Even though I came to realize Damian and I were on different pages in terms of our fandoms, we remained close friends through high school and my early college days.
We continued to hang out on afternoons and weekends, hitting up the local arcades or roaming Boston’s northwest suburbs in search of some new-to-us venue for geeky shit. We drove out to Waltham to witness the last days of the legendary Mr. Big’s Toyland and lamented all the imported anime toys we couldn’t afford. We hit up the Newbury Comics in the strip mall across from the Burlington Mall, where I’d shop for records while Damian bought stacks of edgelordy indie horror comics from the discount bins, then eat like garbage kings at the Taco Bell next door. When my college gaming crew asked me to continue my Warhammer RPG run through the summer break, I invited Damian and my Lil Bro to join the pizza-fueled festivities, to great success.
These familiar routines couldn’t full mask the growing wedge between us, though. I was spending more and more time in Boston and Damian was content to stick around Woburn and the usual hangouts for kids who didn’t drift outward after graduation. I’d gotten into punk rock in a big way, while he drifted into persona that was equal parts glam metal and Diceman. As cool as Damian tried to be about it, the punk thing didn’t sit well with him. He took a (low-key and embarrassed) part in an ill-conceived “intervention” staged by some of my old North Woburn pals who’d thought I’d gone “evil Skinhead,” and would drop “friendly” quips that my spiky look was scaring away the cute chicks at the mall.
He thought I was turning into a snotty punk rock monster. I found his embrace of knuckledragging fandom irritating. Our sniping at each other grew from an occasional thing into a constant source of tension.
Things came to a head towards the end of 1991.
Damian got word of a game store two towns over in Arlington on Mass Ave. We decided to hit it up in hope that it had an untapped stash of offbeat or out-of-print treasures on the shelves — some old Citadel miniatures or a long-sought issue of White Dwarf or some small press superhero RPG from the early 1980s. Every hobbyist-turned-retailer over-purchased stock in his (and it was always “his”) own delusional way, so you never knew when you might strike the hantavirus-encrusted mother lode.
This particular place was a poorly stocked shithole that served as a storefront for a local live-action role-playing group. Half the floor space was given over to prop storage, and the shelves lacked anything but overpriced copies of crap you could find at a mall bookstore.
It took me all of two minutes to realize there was nothing of interest there for me, which was enough time for Damian to get into a passionate discussion with the dude at the counter (who was dressed like a cartoon wizard, I’d like to point out).
“We make our own costumes and use our own special rules and meet up in the park up the hill every other weekend. Our membership dues are quite reasonable,” he said as he slipped a sheaf of flyers and a membership application across the counter to a starry eyed Damian.

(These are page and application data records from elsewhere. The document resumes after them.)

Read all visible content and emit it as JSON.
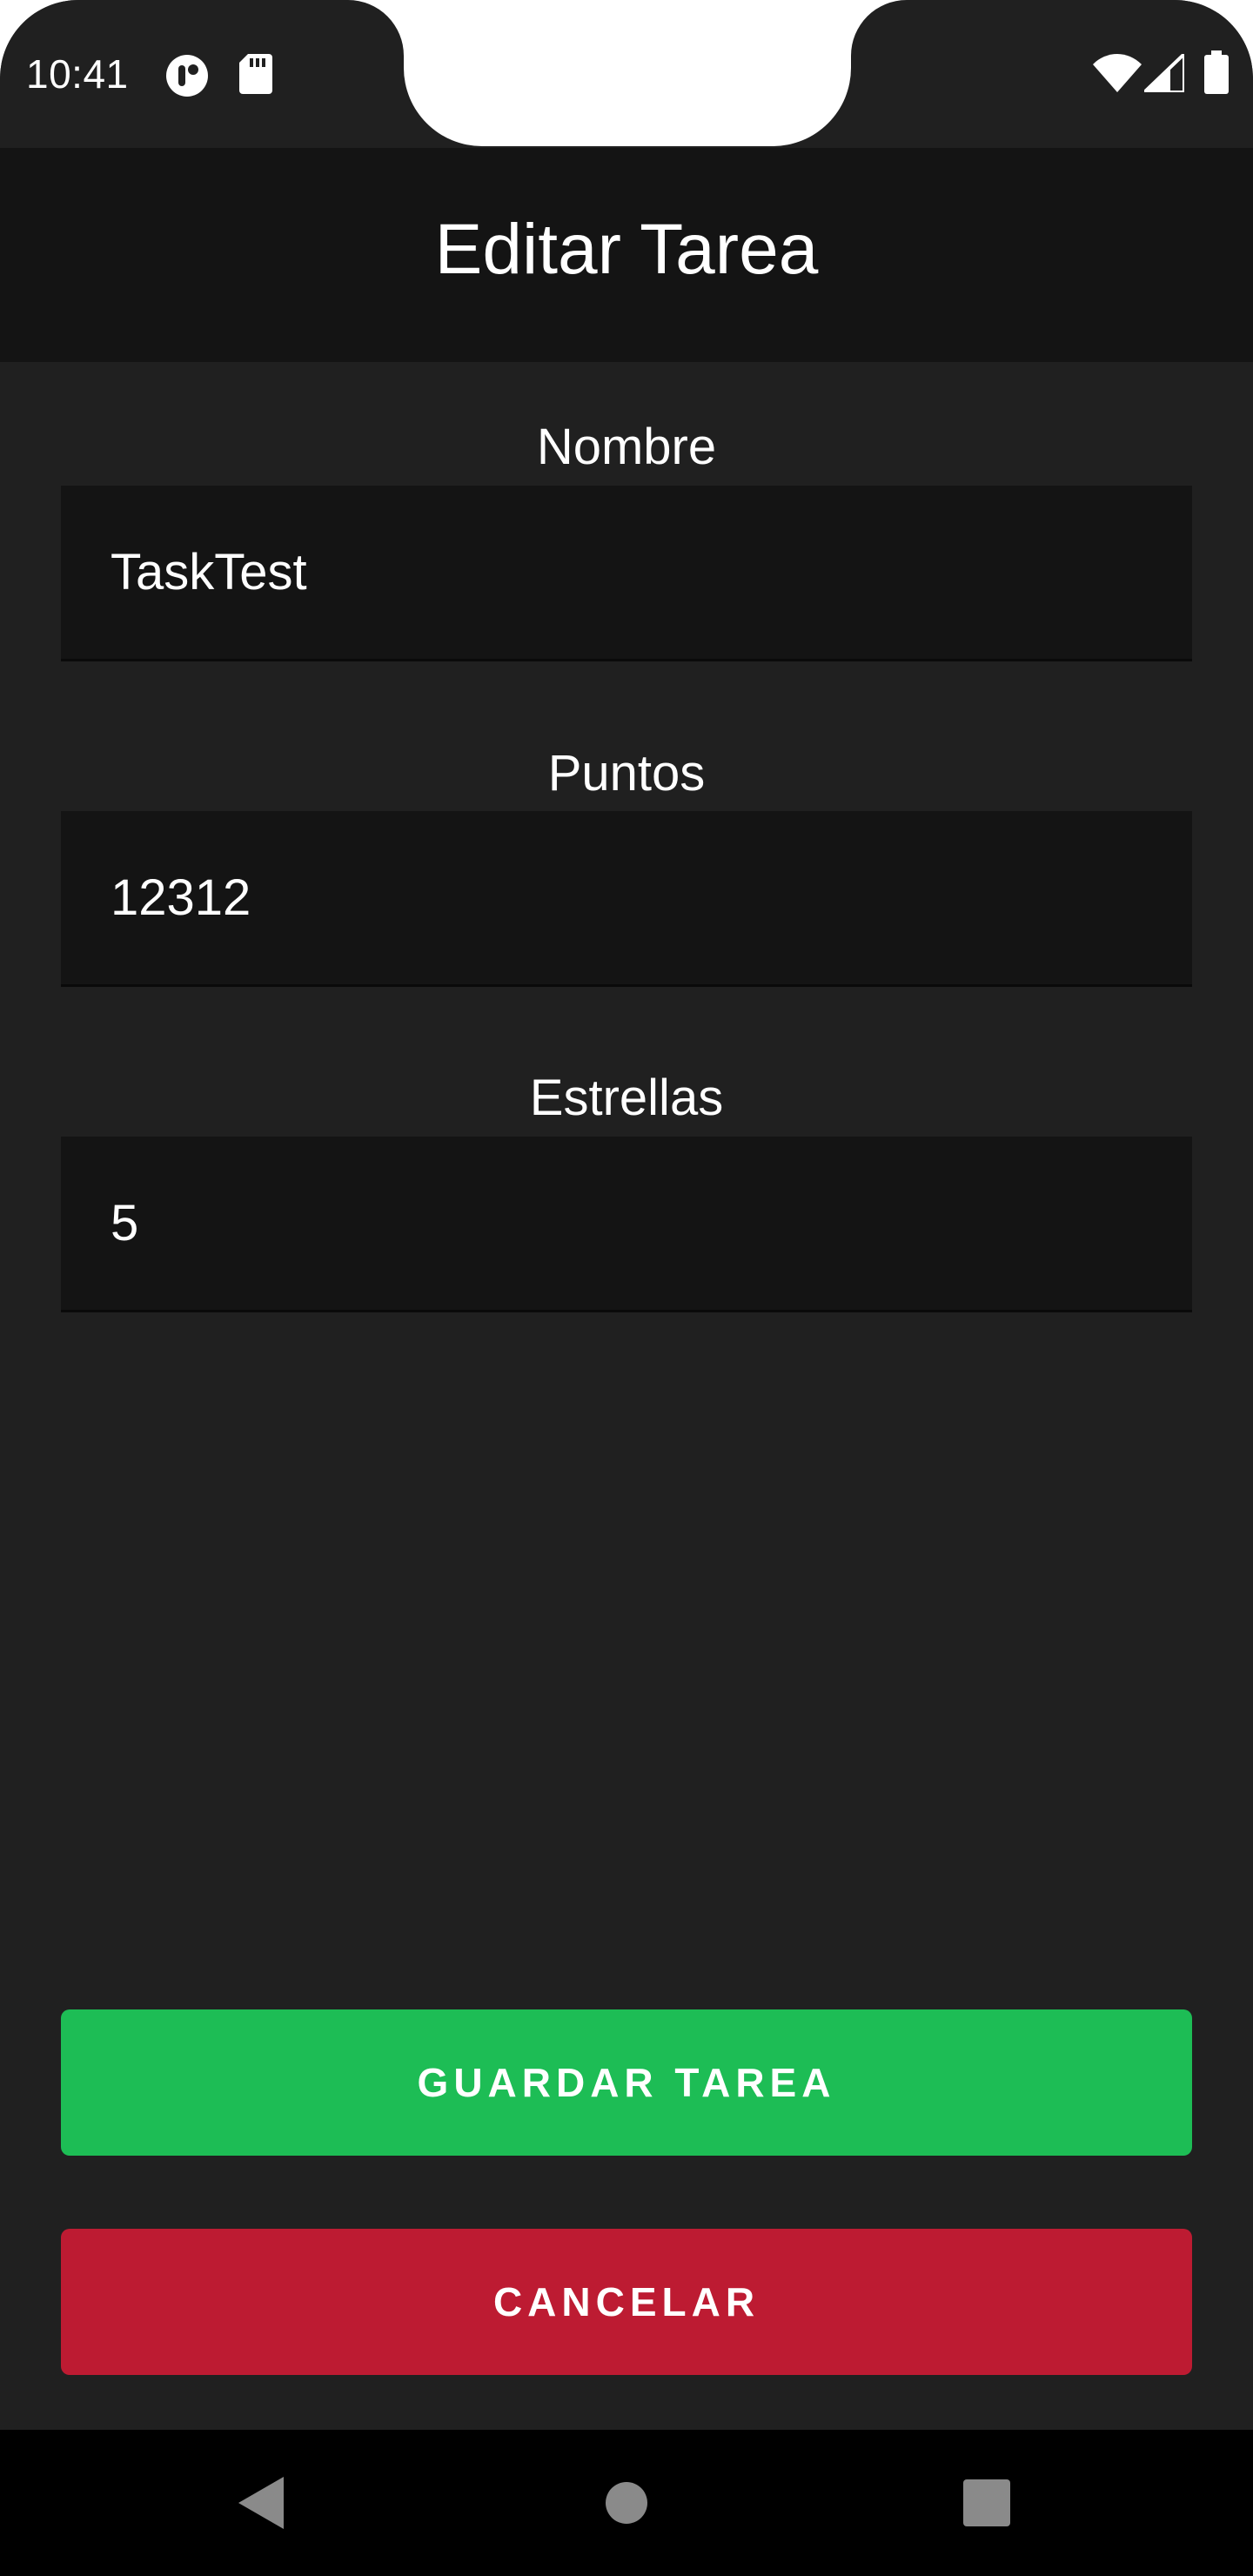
{
  "status_bar": {
    "time": "10:41",
    "icons": [
      "sync-icon",
      "sd-card-icon",
      "wifi-icon",
      "signal-icon",
      "battery-icon"
    ]
  },
  "app_bar": {
    "title": "Editar Tarea"
  },
  "form": {
    "name": {
      "label": "Nombre",
      "value": "TaskTest"
    },
    "points": {
      "label": "Puntos",
      "value": "12312"
    },
    "stars": {
      "label": "Estrellas",
      "value": "5"
    }
  },
  "actions": {
    "save_label": "GUARDAR TAREA",
    "cancel_label": "CANCELAR"
  },
  "colors": {
    "background": "#202020",
    "app_bar": "#141414",
    "field": "#141414",
    "save": "#1dbd55",
    "cancel": "#bd1b32",
    "nav_bar": "#000000"
  },
  "nav_bar": {
    "icons": [
      "back-icon",
      "home-icon",
      "recents-icon"
    ]
  }
}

“Are we done here?” I sighed.
I knew what was coming before we stepped back out on the sidewalk.
“Uh, that – that sure was something, huh?”
It was a test, and I had already prepared my answer.
“Yeah, something really stupid.”
To make sure I got my point across, I spent the rest of the ride back to Woburn twisting the psychic knife in my buddy’s gut.
“Buncha fucking losers playing cops and robbers in the woods lobbing tennis balls at each other and swinging pool noodles. What kind of idiot would dig that nonsense?”
(The fact that I was a scrawny geek who’d buried himself in layers of punk regalia to reinvent himself did not come up.)
We hung out a couple more times after that, but the writing was on the wall. Any attempts on my part to keep the friendship going stopped after I began dating Maura a couple of weeks later, and Damian stopped trying as well.
He stayed in touch with Lil Bro through the high school’s AV studio, and it was from my younger sibling that I learned Damian wasted no time going all in on LARPing after we parted ways. He didn’t even bother hiding it during our handful of later encounters — once at a mall where he managed a Funcoland and another time when I was picking up my pre-order copy of Final Fantasy IX.
“You should see the shit we do with papier-mâché, man. I made this goblin king get-up that scared the crap out of everyone.”
I nodded and said “that’s cool” before making an excuse to cut out of there.
I still think LARPing is goofy and wince about Damian’s particular strain of fandom, but I’m glad he found something he enjoyed so damn much.
When I was in grade school, friends were determined by geographic proximity. In middle school and high school, it was a matter of broadly shared (geeky) interests.
Damian and I became friends because we were the two only kids in the school who dug Robotech and the Sega Master System. It was enough to forge a bond even though we differed on the specifics of our fandom (and so many other things). He was a good pal who saw me through some rough times, but we were both kids and on very different trajectories. If it wasn’t LARPing, it would’ve been some other irreconcilable difference that made us part ways.
Some friendships aren’t meant to last, even if they were important while they lasted.